*About this task*
Your response should contain each line of the data that includes "Computers".

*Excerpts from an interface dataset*

※

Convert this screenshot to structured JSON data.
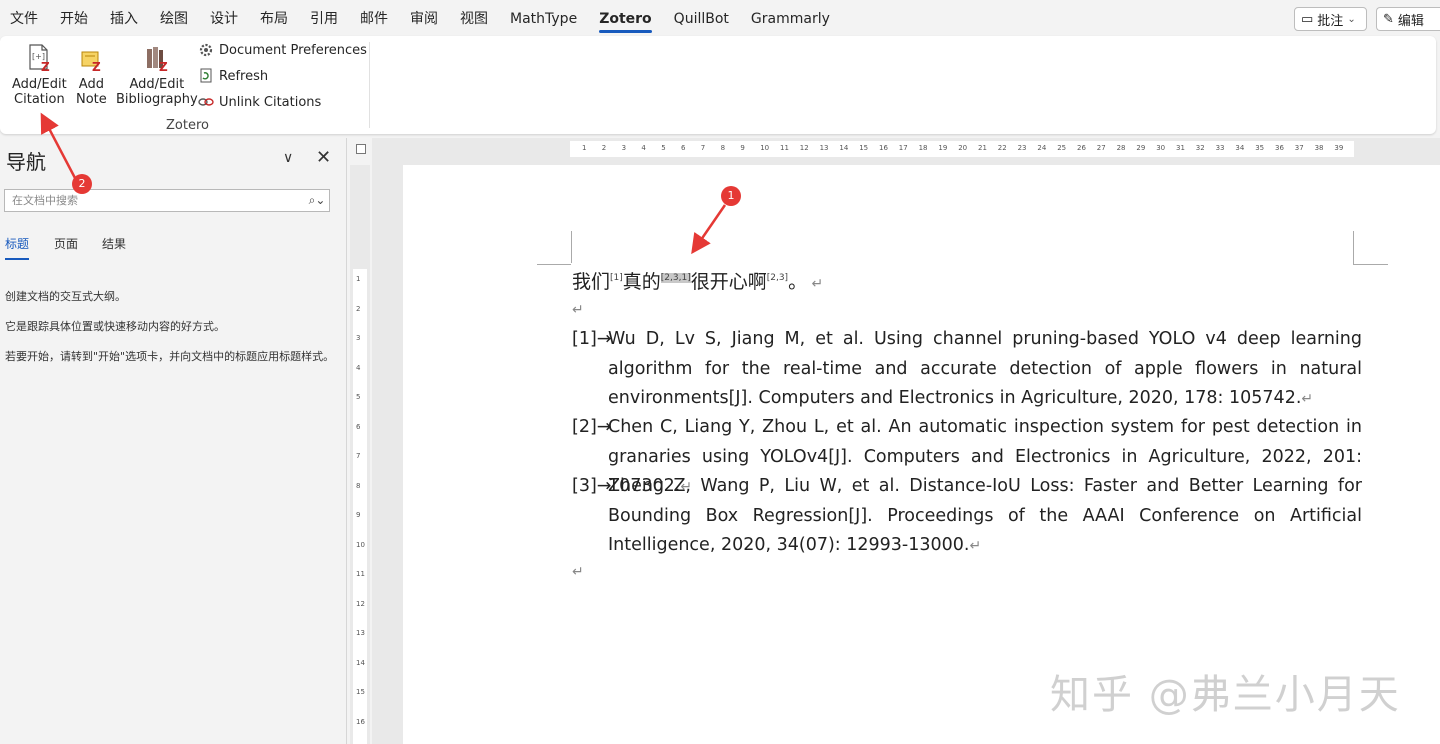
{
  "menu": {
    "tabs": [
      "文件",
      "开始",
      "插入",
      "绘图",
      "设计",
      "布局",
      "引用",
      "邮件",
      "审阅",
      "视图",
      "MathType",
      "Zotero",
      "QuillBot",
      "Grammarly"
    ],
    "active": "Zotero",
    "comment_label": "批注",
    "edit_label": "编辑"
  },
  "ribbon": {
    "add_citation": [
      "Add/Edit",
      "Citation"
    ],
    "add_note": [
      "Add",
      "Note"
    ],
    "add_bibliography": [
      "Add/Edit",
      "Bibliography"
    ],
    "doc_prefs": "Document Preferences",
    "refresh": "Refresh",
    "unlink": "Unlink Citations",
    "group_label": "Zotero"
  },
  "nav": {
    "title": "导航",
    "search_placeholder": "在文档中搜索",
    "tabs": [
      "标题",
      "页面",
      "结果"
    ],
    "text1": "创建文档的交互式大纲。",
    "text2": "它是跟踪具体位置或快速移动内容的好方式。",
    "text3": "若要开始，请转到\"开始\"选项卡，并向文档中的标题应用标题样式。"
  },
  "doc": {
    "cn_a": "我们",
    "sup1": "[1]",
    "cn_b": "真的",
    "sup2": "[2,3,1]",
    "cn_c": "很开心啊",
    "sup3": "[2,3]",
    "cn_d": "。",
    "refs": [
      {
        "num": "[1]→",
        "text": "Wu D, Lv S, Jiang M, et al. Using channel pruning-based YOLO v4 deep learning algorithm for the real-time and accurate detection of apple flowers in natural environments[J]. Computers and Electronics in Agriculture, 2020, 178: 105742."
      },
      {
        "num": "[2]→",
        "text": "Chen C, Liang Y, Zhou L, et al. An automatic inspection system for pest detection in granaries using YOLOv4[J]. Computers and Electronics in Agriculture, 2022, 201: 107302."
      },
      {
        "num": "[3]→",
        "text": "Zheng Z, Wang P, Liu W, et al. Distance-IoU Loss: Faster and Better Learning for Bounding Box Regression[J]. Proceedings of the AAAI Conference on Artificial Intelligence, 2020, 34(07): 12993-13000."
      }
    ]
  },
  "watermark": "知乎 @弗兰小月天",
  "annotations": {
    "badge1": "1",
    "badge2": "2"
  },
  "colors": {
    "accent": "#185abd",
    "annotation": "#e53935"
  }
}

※

*Result below*
        "text": "Wu D, Lv S, Jiang M, et al. Using channel pruning-based YOLO v4 deep learning algorithm for the real-time and accurate detection of apple flowers in natural environments[J]. Computers and Electronics in Agriculture, 2020, 178: 105742."
        "text": "Chen C, Liang Y, Zhou L, et al. An automatic inspection system for pest detection in granaries using YOLOv4[J]. Computers and Electronics in Agriculture, 2022, 201: 107302."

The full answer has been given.